- If not stated or if you are unsure about proper disposal of a product, contact the manufacturer or call the HHW Facility at 970-328-3463.
- Recycle the material whenever possible. If not recyclable, bring it to the HHW/CESQG facility.
County residents may dispose of their household hazardous waste by bringing it to the HHW Facility. Anyone living in their own home, apartment or condominium may dispose of residential household waste at no charge up to 20 items.
A property manager, caretaker or landlord does not qualify for residential waste disposal. As an example, if a landlord brings paint or other waste products left behind by his former tenants, or the owners of the property he is managing, the landlord is required to fill out the CESQG Registration Form. For additional information please see the CESQG page. Homeowners are required to show proof of residency and must fill out a certification statement prior to, or at the time of, disposal.
Prescription drugs (non-controlled substances) and over-the-counter medicines will be accepted at the HHW facility. As an alternative, prescription and over-the-counter medications, including controlled substances, may be dropped off at the Rx Drop Box located at the Eagle County Sheriff's office (885 Chambers Avenue, Eagle CO) Monday - Friday, 8 a.m. to 5 p.m at no cost. All personally identifiable information should be removed. There is no fee for this service. For more information call 970-328-8500.
Electronic waste (e-waste) can be recycled at the facility for a fee of 20 cents per pound for both residents and businesses.
Improper Disposal Risks
When household hazardous waste products are used, stored and disposed of according to manufacturer directions, they pose little or no hazard to people or the environment. However, improper use and disposal of these products endangers the health and safety of people and animals, pollutes neighborhoods and contaminates the environment.
If a household hazardous waste product is flushed down a toilet, sink or drain, it is transported though the sewage system to treatment plants that are not equipped to handle hazardous waste. At treatment plants, hazardous waste interferes with the biological treatment process and can contaminate the effluent that runs into the river and the bio-solids that can’t be reused as fertilizer. When hazardous waste is thrown out into the street, it goes into storm drains leading into waterways.
Where is Hazardous Waste Found?
Household hazardous waste is found in any typical household. These products are used in the home, garden, garage and hobby shop. Any product marked in the manner enumerated below should be considered a household hazardous product.
- Keep out of reach of children
- Harmful or fatal if swallowed
- Causes severe burns on contact
- Do not use near heat or flame
- Vapor harmful
- Eye and Skin irritant
- Use in a well ventilated area
Once you decide to discard these products, they become household hazardous wastes and need to be disposed in a safe manner.
Waste Accepted At The Hazardous Waste Facility
Lawn and garden products include insect sprays, fertilizers, weed killers, fungicide, herbicide and rodenticides.
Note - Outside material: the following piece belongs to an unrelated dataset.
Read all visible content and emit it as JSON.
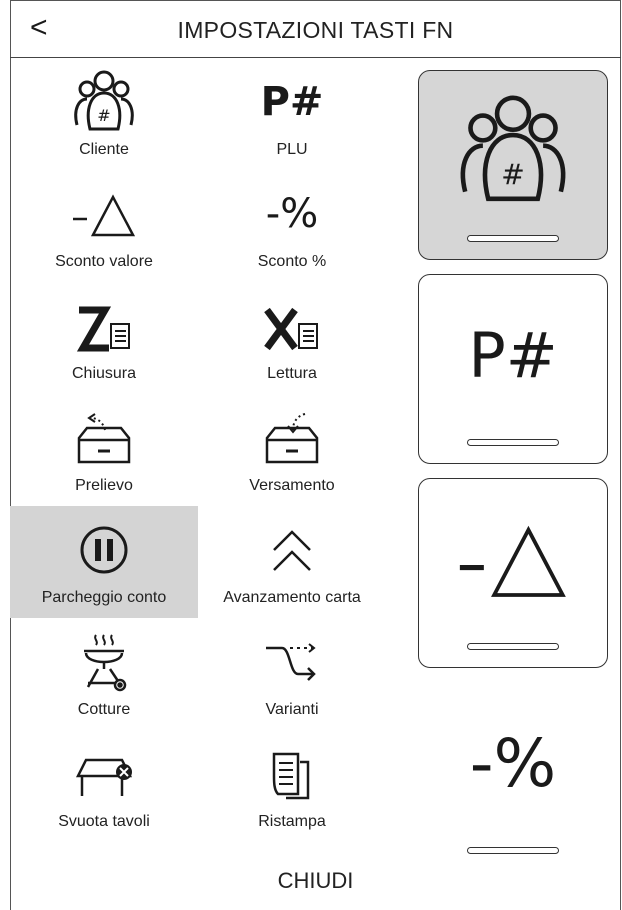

Paint and paint-related products include latex paint, oil-based paint, paint thinner, turpentine, paint strippers, rust removers, varnishes and stains. Household cleaners include ammonia and bleach-based cleaners, oven, drain, floor, tub, tile and toilet bowl cleaners. Automotive fluids and batteries include used motor oil and filters, gas fuel, diesel fuel, lead acid batteries, antifreeze, and brake and transmission fluid. Miscellaneous waste includes mercury thermostats, batteries, swimming pool chemicals, sharps and syringes. When in doubt, please contact the HHW facility at 970-328-3463.
When hazardous waste is left around the house, it has the potential to injure children and pets. Since household hazardous waste is not regulated by any federal, state or local agency, it can be disposed of with regular trash without any penalty or liability. However, when thrown in with the regular trash, household hazardous waste can injure sanitation workers. It may end up in landfills not intended or permitted for those types of wastes. This can create hazardous leachate which can contaminate groundwater and surface water.
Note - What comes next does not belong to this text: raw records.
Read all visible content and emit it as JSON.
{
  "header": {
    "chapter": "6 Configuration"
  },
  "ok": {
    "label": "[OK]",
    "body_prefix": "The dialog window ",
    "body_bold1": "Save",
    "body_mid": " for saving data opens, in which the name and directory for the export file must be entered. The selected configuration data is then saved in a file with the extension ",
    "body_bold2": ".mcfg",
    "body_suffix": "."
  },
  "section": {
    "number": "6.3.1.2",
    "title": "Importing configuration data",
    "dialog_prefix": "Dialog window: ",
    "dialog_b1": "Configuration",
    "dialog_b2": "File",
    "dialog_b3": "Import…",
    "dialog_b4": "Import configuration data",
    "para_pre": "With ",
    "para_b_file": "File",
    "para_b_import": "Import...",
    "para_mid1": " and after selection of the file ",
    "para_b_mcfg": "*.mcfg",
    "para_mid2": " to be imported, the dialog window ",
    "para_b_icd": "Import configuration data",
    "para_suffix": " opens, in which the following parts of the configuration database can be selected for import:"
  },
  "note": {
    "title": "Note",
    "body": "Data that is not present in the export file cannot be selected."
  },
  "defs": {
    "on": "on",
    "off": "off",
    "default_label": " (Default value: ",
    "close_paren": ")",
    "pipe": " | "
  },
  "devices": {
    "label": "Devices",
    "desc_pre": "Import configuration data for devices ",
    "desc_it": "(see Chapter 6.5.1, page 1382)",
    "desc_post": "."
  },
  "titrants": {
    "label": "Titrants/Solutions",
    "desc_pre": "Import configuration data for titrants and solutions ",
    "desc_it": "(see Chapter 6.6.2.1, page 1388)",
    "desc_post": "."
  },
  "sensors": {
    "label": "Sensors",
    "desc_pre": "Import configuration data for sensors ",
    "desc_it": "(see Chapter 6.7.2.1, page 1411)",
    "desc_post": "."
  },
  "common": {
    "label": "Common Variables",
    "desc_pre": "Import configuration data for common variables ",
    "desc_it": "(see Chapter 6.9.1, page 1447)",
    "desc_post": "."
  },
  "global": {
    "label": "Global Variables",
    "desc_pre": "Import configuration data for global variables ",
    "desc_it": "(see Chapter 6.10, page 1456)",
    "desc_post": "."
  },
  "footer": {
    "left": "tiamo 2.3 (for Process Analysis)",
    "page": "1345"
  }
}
Sinkholes, cisterns and abandoned wells are linked directly to groundwater. Dumping hazardous waste in these depressions risks direct contamination of groundwater aquifers.
If dumped in a backyard or ditch hazardous waste can poison plants and wildlife, contaminate the soil, compromise the health of humans and animals contacting the soil, and filter through soil and groundwater. If the ground becomes over-saturated, the waste may run overland to the nearest waterway.